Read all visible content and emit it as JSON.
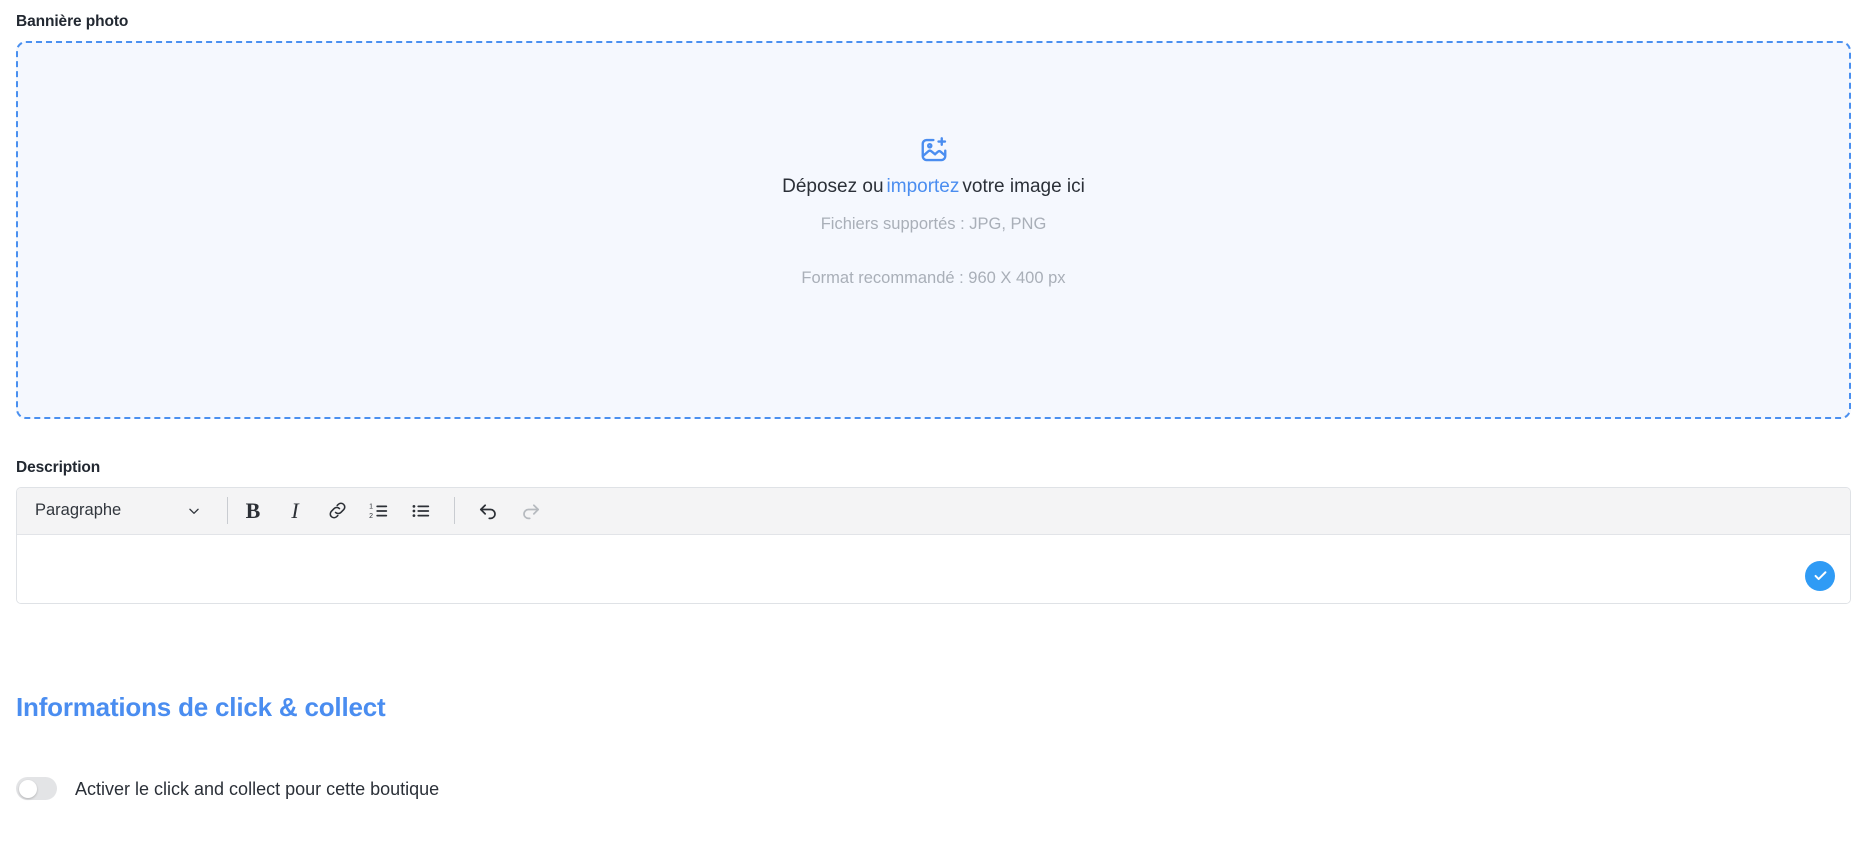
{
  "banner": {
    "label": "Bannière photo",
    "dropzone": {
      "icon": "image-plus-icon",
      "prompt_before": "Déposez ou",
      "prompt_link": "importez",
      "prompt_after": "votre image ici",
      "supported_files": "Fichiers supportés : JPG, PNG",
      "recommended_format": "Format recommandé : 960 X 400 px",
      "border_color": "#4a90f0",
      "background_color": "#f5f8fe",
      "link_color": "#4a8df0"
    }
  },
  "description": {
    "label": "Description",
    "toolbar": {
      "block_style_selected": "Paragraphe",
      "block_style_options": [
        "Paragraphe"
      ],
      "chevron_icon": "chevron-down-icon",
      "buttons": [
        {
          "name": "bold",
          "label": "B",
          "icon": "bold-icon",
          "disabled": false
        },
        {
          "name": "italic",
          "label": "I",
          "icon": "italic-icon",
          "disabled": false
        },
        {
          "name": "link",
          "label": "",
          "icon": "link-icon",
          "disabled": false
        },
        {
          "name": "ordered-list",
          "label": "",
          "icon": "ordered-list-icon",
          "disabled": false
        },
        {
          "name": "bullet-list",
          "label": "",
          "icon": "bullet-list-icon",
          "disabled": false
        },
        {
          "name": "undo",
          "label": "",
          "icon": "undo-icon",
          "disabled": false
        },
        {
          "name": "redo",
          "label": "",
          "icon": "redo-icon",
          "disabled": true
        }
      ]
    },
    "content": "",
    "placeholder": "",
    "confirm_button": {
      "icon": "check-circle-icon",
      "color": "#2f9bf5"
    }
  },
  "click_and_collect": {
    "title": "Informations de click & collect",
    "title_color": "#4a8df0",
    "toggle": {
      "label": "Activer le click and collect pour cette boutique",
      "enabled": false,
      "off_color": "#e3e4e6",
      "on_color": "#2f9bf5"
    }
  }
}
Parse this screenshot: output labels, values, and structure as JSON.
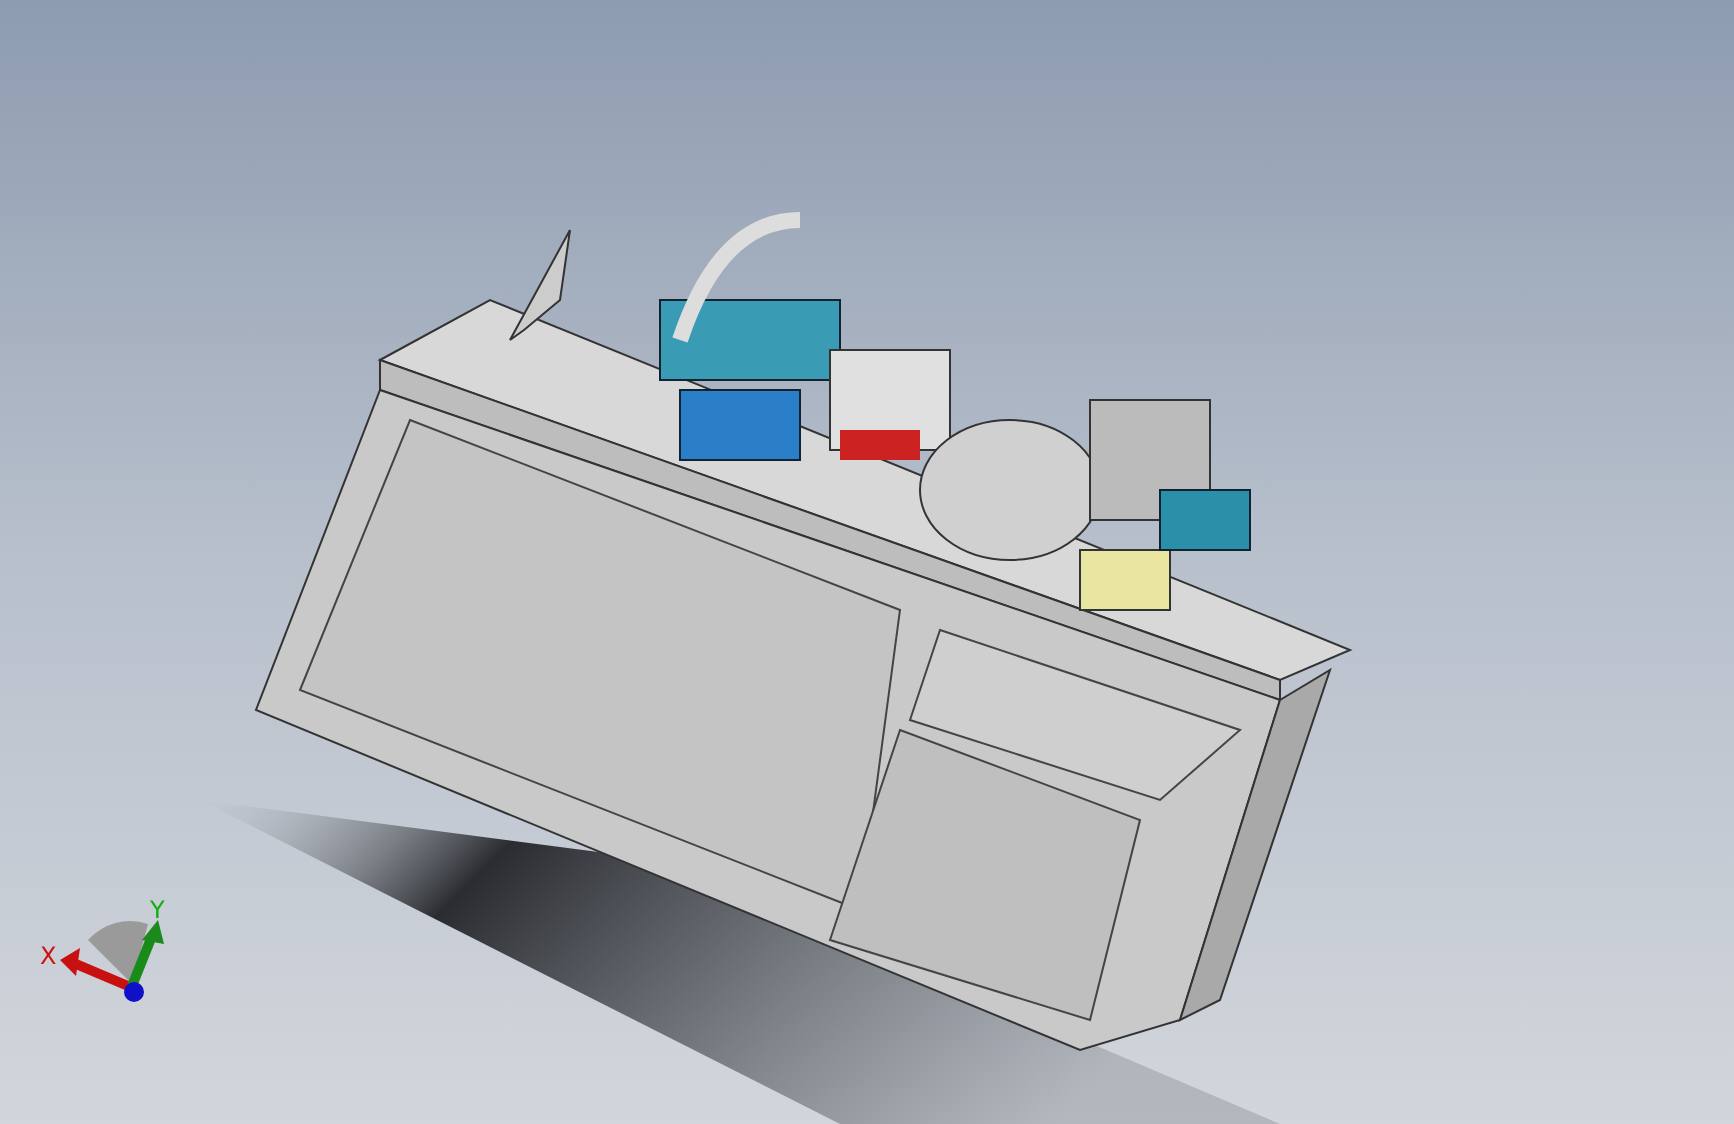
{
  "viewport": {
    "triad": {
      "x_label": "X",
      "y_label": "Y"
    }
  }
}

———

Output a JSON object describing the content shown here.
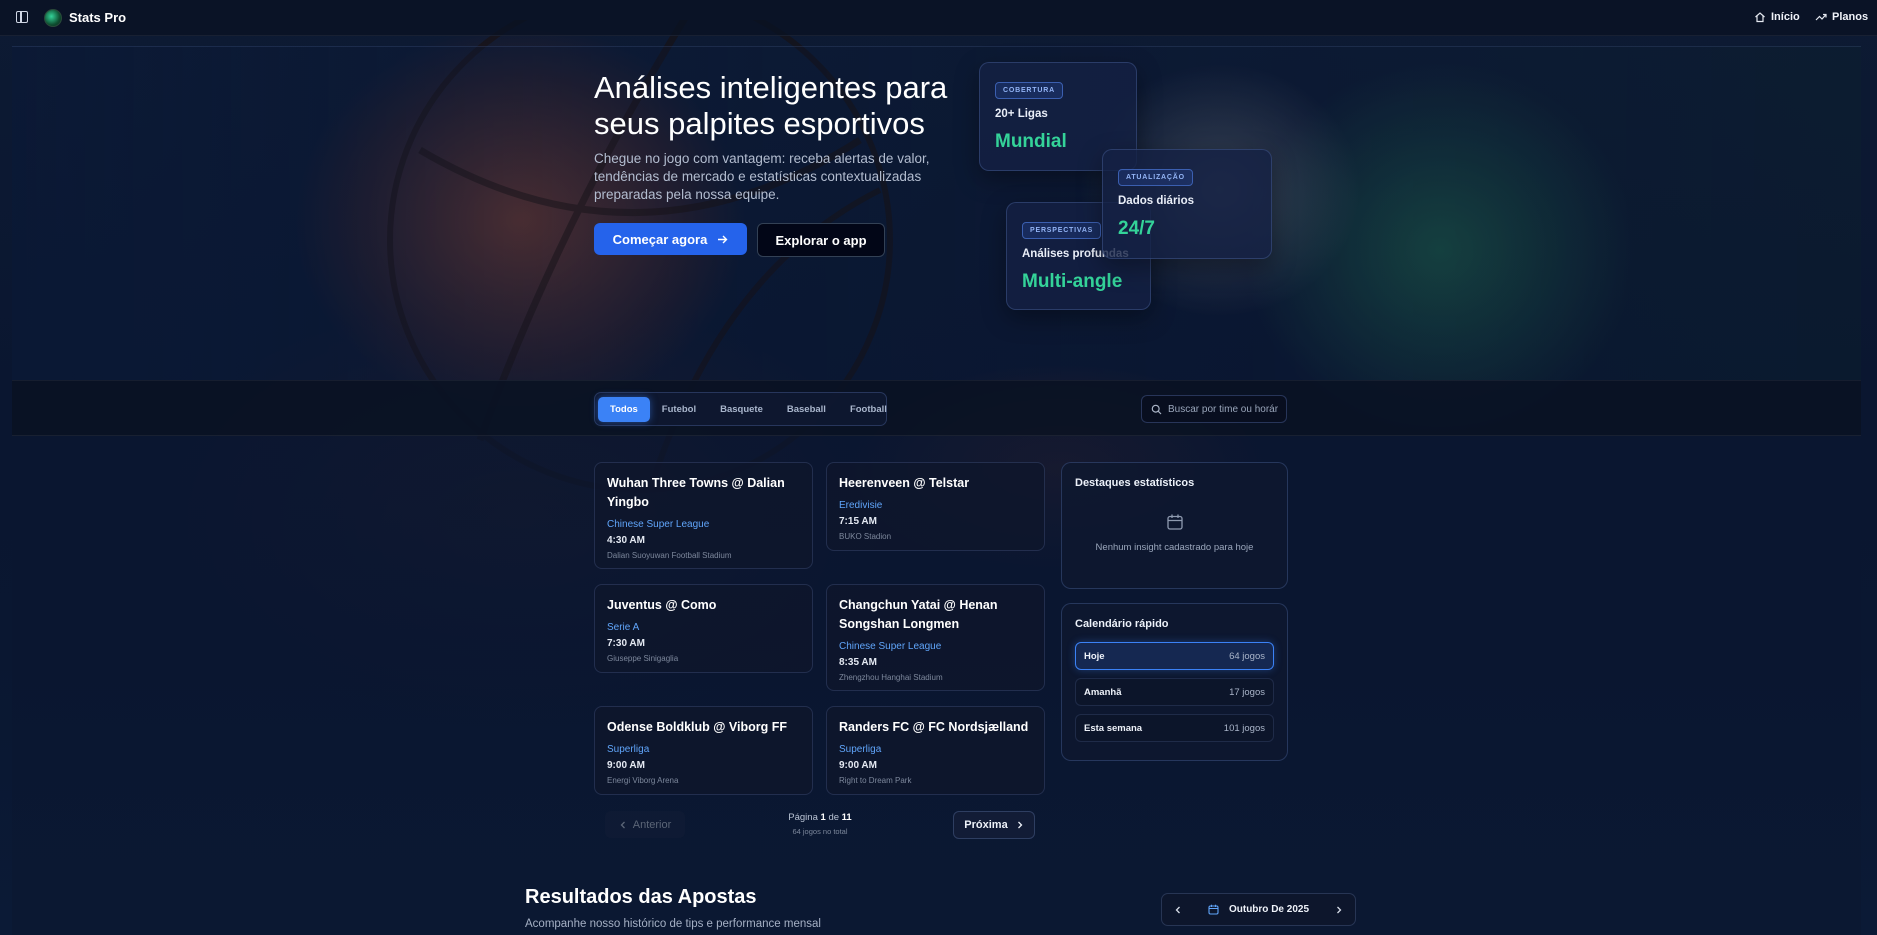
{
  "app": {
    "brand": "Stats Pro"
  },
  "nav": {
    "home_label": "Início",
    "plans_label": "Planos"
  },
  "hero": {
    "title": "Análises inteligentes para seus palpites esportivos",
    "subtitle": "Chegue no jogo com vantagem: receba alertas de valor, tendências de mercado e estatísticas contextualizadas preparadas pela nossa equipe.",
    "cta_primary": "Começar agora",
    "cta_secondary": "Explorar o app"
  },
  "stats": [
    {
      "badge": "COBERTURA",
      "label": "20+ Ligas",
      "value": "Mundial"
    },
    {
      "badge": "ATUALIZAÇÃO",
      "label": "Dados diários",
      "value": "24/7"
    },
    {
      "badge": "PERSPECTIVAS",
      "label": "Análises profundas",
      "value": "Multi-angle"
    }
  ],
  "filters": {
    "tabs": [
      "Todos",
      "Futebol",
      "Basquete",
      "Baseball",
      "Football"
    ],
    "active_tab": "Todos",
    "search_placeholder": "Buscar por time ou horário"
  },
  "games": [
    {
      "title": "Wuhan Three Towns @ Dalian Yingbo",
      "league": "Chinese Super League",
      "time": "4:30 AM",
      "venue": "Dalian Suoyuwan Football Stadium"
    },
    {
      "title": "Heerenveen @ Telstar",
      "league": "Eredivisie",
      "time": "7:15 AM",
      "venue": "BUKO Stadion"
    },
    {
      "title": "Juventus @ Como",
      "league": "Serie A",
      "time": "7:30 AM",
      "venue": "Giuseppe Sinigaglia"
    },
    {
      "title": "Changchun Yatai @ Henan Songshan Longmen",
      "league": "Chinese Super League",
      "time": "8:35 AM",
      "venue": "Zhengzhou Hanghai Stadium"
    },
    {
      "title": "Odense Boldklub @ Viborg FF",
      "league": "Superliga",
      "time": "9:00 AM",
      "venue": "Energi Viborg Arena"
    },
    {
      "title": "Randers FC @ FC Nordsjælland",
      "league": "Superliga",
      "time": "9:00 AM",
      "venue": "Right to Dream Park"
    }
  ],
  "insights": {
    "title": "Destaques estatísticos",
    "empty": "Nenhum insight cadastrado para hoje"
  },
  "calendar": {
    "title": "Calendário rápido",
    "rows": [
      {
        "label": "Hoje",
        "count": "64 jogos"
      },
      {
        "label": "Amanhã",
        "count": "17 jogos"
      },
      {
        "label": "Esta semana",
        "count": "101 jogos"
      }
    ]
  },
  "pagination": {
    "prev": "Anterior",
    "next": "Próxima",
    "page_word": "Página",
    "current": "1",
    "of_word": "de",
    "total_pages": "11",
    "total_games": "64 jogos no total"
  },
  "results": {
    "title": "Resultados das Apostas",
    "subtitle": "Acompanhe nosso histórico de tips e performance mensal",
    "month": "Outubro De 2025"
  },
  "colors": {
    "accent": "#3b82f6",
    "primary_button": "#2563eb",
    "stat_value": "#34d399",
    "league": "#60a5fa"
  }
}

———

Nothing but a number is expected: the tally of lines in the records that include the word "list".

4